__What is required__.
Only the lines holding "name" are wanted. Copy every one from the records below.

__Interface dataset entries__.
::::::::::

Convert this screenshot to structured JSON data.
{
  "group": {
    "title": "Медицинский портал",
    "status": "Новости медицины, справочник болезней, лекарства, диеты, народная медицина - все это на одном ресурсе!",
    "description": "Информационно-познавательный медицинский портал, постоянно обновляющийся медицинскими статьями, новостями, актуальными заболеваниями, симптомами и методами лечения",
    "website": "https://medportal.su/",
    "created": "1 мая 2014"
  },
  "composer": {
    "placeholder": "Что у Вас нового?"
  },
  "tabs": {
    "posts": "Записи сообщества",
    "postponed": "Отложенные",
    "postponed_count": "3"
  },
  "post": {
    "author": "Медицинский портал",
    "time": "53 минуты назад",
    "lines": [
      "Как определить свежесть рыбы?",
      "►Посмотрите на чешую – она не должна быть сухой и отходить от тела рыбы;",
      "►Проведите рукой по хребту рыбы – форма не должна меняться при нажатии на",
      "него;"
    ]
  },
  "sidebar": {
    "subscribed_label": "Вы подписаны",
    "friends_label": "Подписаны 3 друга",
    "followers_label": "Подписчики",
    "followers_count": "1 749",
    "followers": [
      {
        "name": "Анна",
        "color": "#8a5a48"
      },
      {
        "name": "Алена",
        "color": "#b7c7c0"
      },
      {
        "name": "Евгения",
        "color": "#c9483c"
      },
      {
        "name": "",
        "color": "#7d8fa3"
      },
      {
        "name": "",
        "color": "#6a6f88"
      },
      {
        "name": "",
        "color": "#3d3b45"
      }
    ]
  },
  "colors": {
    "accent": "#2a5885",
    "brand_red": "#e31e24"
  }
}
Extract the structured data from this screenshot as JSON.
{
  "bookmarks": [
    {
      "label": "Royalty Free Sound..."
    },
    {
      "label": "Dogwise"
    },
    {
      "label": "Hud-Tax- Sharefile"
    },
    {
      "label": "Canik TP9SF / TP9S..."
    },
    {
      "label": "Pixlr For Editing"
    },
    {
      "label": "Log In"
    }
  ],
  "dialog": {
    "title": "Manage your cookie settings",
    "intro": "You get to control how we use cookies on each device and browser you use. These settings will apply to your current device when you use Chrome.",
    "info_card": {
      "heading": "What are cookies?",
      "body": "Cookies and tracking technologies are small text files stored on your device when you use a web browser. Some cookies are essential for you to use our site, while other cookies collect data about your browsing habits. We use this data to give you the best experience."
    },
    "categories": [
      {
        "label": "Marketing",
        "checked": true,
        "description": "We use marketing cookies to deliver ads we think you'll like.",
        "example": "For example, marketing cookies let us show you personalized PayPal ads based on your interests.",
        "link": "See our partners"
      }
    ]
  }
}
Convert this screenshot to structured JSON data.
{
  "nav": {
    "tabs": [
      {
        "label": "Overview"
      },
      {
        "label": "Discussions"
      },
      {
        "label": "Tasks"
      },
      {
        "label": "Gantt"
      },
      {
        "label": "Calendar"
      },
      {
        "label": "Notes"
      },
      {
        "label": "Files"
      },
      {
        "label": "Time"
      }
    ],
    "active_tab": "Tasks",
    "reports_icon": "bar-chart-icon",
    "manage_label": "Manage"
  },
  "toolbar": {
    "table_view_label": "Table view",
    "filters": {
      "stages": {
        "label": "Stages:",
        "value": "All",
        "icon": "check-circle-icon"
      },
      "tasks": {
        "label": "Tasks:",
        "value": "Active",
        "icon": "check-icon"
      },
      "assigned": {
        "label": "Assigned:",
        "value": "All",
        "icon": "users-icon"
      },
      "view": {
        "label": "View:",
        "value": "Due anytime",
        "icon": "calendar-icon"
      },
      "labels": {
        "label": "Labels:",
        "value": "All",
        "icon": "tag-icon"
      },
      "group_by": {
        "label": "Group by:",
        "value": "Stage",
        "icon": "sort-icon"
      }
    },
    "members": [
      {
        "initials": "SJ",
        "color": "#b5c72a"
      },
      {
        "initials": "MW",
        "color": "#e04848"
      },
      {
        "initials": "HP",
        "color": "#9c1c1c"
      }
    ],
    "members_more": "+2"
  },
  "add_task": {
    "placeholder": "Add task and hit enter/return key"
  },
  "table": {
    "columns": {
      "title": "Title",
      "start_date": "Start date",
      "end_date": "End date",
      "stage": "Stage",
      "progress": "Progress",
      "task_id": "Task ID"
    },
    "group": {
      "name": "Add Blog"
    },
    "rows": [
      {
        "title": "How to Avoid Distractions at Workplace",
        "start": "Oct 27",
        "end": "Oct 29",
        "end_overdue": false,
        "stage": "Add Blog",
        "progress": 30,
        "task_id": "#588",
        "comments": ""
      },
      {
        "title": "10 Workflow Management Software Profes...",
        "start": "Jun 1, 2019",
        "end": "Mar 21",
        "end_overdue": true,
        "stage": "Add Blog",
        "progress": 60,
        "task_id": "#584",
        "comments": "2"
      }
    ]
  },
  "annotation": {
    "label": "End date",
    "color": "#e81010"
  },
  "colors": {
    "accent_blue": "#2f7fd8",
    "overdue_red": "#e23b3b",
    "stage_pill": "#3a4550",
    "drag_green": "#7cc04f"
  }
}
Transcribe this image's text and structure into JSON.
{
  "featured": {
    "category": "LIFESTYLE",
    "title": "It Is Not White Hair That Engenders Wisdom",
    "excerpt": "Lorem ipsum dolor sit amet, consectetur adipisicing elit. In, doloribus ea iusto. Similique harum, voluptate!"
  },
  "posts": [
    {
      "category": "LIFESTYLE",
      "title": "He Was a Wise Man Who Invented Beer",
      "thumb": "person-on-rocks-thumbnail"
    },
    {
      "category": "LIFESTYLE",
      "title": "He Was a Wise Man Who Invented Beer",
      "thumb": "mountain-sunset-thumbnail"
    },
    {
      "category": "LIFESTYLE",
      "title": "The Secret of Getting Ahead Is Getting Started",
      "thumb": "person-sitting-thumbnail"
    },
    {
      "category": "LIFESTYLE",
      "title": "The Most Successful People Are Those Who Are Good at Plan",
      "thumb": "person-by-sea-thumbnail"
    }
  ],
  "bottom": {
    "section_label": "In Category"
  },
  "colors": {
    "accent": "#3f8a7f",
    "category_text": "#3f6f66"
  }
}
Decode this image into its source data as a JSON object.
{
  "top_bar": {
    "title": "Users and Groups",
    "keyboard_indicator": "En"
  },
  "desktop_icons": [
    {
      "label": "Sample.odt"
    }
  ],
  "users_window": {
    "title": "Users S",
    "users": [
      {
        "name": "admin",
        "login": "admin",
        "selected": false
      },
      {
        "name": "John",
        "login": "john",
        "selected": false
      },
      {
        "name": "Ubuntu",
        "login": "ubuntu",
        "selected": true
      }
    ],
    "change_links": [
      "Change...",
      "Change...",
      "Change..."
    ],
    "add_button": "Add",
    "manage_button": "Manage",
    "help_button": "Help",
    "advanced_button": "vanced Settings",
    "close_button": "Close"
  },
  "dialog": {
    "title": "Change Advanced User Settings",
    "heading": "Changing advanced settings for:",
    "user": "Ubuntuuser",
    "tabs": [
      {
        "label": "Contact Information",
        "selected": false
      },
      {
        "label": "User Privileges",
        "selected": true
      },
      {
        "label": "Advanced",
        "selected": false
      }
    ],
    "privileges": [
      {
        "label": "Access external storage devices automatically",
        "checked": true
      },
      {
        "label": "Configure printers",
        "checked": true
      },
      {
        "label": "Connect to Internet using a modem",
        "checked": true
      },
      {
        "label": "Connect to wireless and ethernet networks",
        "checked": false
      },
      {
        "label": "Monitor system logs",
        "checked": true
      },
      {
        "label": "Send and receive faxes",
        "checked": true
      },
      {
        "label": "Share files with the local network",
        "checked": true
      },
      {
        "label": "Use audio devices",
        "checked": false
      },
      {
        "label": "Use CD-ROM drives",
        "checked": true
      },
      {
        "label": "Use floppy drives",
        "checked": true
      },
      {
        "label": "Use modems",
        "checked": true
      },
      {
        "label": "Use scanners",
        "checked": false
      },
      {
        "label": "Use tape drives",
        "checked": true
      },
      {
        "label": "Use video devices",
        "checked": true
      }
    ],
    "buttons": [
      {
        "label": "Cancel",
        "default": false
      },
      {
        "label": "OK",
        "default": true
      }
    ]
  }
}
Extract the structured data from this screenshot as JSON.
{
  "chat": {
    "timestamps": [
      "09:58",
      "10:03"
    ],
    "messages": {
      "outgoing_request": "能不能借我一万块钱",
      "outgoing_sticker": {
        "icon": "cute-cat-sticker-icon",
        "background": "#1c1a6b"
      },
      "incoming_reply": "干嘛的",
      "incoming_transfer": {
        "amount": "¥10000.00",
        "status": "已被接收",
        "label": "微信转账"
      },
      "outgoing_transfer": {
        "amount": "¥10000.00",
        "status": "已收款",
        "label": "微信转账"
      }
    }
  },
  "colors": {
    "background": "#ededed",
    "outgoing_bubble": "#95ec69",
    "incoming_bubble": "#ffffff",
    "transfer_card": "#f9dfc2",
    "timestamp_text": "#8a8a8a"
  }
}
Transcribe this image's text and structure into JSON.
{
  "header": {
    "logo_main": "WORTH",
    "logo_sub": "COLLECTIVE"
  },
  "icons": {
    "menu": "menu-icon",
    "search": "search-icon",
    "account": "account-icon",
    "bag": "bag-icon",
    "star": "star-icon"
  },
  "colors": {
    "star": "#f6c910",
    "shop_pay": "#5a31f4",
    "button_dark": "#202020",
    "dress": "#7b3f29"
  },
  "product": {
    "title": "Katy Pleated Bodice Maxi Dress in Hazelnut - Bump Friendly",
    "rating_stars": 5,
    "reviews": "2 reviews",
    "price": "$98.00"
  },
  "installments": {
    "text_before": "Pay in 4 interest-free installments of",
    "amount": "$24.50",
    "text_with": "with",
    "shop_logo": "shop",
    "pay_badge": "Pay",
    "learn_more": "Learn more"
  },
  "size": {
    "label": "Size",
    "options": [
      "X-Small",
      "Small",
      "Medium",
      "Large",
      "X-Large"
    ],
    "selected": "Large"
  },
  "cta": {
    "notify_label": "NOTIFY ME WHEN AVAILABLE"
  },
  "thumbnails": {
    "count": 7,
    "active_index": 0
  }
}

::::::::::

__Response__.
        "name": "Анна",
        "name": "Алена",
        "name": "Евгения",
        "name": "",
        "name": "",
        "name": "",
      "name": "Add Blog"
        "name": "admin",
        "name": "John",
        "name": "Ubuntu",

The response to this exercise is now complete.